Hear Ye, Hear Ye! All (well, maybe just a wee bit) the news that’s fit to print… and even more that isn’t but is printed anyway. Of the articles I come across, some may be worth sharing even if I, and possibly you, aren’t supportive of what is being reported. There may be something of interest to you in this line up of articles.
Denver: Another Strike Against The Backdrop Of Bad Education Reform
Another teacher strike. I expect we will see more of them. Yes, pay is an issue but it seems reform measures play a big role in the strikes we have seen in the last year or so. The portfolio model appears to play a part in this strike. Peter Greene wrote about this model in a recent article called Portfolio School Management For Dummies. Here’s some quotes from Peter’s article about the Denver strike.
About the portfolio model being used in Denver…
Think of this type of model as a forced merger between public and charter schools, with the resulting entity run by charter philosophy.
Slowly becoming a private system
Since 2005, Denver has closed 48 schools and opened 70; most of the new schools are charter schools. Denver under portfolios is a slow-motion model of turning a public school system private, a New Orleans without a Katrina to clean out the public system in one fell swoop.

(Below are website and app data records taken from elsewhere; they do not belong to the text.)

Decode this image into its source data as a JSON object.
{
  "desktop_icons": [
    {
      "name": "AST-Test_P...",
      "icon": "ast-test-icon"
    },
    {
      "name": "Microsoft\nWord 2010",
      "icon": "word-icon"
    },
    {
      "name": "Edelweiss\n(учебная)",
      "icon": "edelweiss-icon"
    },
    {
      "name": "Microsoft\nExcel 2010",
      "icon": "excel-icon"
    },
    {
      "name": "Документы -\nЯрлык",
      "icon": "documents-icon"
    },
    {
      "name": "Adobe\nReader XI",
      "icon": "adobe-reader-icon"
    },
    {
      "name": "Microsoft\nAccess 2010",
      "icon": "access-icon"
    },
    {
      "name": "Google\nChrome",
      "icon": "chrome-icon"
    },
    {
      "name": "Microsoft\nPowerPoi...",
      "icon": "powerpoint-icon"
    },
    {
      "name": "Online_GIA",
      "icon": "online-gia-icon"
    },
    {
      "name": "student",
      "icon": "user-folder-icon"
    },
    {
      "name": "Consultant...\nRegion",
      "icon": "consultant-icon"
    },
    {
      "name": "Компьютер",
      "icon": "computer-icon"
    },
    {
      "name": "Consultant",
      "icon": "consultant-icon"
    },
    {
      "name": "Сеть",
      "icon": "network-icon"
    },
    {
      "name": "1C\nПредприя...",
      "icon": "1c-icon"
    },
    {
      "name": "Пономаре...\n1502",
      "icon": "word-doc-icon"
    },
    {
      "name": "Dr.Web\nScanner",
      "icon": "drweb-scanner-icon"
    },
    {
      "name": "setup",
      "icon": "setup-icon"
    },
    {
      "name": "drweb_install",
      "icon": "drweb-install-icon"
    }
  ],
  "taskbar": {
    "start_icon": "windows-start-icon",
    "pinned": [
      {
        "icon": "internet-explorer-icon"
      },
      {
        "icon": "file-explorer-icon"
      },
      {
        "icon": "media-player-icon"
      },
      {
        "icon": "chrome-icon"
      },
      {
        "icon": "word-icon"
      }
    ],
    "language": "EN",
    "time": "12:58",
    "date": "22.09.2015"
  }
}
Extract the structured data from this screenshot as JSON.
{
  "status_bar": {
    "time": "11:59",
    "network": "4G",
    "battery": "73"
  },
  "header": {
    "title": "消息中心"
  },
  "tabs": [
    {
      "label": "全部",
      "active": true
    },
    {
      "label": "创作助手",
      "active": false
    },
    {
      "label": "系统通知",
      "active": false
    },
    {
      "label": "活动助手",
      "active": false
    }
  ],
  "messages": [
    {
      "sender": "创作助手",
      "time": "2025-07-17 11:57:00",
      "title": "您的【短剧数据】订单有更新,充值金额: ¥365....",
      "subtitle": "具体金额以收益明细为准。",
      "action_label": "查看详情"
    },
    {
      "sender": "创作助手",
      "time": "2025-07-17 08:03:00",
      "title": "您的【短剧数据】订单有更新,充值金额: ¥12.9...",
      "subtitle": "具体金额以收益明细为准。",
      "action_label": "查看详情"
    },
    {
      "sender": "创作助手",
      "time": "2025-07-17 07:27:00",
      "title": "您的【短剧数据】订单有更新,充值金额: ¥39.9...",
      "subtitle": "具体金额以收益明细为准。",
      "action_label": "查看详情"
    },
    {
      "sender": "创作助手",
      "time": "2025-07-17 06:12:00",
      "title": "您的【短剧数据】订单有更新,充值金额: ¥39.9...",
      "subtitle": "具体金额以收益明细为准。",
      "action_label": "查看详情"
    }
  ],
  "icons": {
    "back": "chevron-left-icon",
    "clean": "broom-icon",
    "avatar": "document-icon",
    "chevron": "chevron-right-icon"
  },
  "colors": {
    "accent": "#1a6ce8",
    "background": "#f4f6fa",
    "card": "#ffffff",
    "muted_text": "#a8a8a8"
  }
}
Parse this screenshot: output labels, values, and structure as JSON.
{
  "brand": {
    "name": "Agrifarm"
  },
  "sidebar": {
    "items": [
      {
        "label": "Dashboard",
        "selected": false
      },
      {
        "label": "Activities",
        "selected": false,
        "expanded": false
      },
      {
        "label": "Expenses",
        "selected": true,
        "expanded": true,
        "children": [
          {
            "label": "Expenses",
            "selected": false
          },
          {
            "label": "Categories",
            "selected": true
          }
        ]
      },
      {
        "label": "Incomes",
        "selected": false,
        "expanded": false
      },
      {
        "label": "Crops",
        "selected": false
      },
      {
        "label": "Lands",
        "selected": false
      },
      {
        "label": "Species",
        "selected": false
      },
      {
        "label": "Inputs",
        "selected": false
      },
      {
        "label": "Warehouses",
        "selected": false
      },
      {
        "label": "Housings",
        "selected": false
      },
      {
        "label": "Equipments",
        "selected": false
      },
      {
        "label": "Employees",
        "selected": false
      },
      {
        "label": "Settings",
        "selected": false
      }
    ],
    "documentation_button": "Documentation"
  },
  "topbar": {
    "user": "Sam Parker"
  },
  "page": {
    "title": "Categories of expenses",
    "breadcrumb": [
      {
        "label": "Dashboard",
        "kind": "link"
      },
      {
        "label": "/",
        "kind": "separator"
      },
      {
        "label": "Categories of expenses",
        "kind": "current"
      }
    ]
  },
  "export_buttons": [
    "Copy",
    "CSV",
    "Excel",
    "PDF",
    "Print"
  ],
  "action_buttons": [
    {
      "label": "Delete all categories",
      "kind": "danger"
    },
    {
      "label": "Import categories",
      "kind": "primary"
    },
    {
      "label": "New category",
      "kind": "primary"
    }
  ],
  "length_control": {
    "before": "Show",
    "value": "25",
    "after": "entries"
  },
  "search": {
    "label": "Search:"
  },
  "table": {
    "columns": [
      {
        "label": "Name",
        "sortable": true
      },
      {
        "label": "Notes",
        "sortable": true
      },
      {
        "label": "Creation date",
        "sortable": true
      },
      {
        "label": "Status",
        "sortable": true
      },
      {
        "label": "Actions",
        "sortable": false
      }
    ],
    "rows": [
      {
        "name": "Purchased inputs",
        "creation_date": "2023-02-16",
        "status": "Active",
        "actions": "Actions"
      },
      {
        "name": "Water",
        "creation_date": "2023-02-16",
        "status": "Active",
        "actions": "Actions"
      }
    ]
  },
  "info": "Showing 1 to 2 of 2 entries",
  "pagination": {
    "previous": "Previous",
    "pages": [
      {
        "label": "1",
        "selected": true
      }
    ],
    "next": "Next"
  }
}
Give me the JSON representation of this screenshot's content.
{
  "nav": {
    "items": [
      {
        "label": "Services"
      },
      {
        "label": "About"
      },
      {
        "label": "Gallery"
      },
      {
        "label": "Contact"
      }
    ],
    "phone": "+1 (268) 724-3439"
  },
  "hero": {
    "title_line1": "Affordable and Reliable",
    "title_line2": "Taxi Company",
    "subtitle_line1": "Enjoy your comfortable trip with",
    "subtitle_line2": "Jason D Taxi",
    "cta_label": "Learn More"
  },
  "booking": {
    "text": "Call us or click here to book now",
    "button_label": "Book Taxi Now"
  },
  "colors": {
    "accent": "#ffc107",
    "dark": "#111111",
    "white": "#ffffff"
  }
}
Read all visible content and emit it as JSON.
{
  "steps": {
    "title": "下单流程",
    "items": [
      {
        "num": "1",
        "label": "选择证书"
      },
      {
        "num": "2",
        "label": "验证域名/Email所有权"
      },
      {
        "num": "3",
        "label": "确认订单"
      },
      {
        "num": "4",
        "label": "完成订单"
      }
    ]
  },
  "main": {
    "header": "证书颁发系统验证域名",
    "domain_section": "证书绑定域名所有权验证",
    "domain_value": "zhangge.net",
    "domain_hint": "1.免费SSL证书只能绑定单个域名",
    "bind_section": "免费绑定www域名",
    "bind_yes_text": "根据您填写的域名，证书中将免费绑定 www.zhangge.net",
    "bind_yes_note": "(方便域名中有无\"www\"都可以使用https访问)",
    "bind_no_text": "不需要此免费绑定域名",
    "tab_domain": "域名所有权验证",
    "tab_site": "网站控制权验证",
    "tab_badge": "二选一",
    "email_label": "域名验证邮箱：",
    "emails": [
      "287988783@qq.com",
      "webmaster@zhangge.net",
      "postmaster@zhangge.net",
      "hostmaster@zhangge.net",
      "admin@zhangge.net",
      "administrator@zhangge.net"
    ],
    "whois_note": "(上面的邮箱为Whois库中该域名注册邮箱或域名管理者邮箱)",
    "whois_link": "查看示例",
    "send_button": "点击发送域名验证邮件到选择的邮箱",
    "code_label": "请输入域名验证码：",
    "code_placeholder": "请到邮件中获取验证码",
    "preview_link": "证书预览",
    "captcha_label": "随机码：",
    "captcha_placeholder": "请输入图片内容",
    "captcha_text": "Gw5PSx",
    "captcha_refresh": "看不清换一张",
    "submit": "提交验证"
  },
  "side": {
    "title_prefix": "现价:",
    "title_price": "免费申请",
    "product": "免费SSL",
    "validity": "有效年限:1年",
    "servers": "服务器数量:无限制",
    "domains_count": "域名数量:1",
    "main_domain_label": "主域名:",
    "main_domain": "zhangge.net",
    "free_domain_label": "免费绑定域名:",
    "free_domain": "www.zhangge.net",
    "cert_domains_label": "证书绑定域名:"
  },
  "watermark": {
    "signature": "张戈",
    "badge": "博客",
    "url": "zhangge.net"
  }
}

Big money, including out of state donations, have funded school board elections in Denver as it has in many other locations in recent years. The rich and the powerful attempting to influence and control everything? What happened to local control? There are places, Denver included, where voters aren’t always going with the best funded candidate.
Denver school board races have been unusually tempestuous. By 2013, big money was a regular feature of the elections, with the 2015 race drawing hundreds of thousands of out-of-state contributions, most funneled through Democrats for Education Reform and their activist arm, Education Reform Now Action (ERNA is not required to identify its contributors). 2015 was a successful race for reform candidates, but 2017, though it featured even more money (almost three quarters of a million from ERNA alone) saw two of the four reform-supporting incumbents defeated. Turns out not everybody believes the reformsters are headed in the right direction.
Chalkbeat revealed that the district has 1 administrator for every 7.5 teachers–197 total administrators.
Charter schools in particular tend to be top-heavy, with study after study after study showing that they spend far more on administrative costs than public school districts do.
Crucial biometric privacy law survives Illinois court fight
This is definitely a victory for privacy advocates.